(DATA SECTION Opens)

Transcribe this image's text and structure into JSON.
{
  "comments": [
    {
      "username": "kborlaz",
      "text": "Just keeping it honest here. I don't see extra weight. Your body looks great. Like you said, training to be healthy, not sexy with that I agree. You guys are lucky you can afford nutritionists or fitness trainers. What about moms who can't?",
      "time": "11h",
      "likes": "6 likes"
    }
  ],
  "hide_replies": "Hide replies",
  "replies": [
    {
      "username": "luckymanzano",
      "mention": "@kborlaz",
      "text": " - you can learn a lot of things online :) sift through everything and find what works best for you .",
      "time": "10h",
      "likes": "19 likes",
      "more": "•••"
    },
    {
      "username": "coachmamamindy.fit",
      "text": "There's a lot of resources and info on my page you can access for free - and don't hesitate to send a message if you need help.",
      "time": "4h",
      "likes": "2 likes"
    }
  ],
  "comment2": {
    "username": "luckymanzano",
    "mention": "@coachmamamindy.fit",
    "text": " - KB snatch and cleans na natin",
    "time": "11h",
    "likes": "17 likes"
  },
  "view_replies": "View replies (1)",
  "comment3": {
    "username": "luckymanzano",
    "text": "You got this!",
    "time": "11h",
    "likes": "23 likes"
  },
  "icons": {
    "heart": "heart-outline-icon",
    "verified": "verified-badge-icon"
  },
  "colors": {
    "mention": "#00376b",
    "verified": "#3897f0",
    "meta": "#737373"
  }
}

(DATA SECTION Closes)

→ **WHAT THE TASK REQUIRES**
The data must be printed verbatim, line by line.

→ **EXPECTED ANSWER**
Transcribe this image's text and structure into JSON.
{
  "comments": [
    {
      "username": "kborlaz",
      "text": "Just keeping it honest here. I don't see extra weight. Your body looks great. Like you said, training to be healthy, not sexy with that I agree. You guys are lucky you can afford nutritionists or fitness trainers. What about moms who can't?",
      "time": "11h",
      "likes": "6 likes"
    }
  ],
  "hide_replies": "Hide replies",
  "replies": [
    {
      "username": "luckymanzano",
      "mention": "@kborlaz",
      "text": " - you can learn a lot of things online :) sift through everything and find what works best for you .",
      "time": "10h",
      "likes": "19 likes",
      "more": "•••"
    },
    {
      "username": "coachmamamindy.fit",
      "text": "There's a lot of resources and info on my page you can access for free - and don't hesitate to send a message if you need help.",
      "time": "4h",
      "likes": "2 likes"
    }
  ],
  "comment2": {
    "username": "luckymanzano",
    "mention": "@coachmamamindy.fit",
    "text": " - KB snatch and cleans na natin",
    "time": "11h",
    "likes": "17 likes"
  },
  "view_replies": "View replies (1)",
  "comment3": {
    "username": "luckymanzano",
    "text": "You got this!",
    "time": "11h",
    "likes": "23 likes"
  },
  "icons": {
    "heart": "heart-outline-icon",
    "verified": "verified-badge-icon"
  },
  "colors": {
    "mention": "#00376b",
    "verified": "#3897f0",
    "meta": "#737373"
  }
}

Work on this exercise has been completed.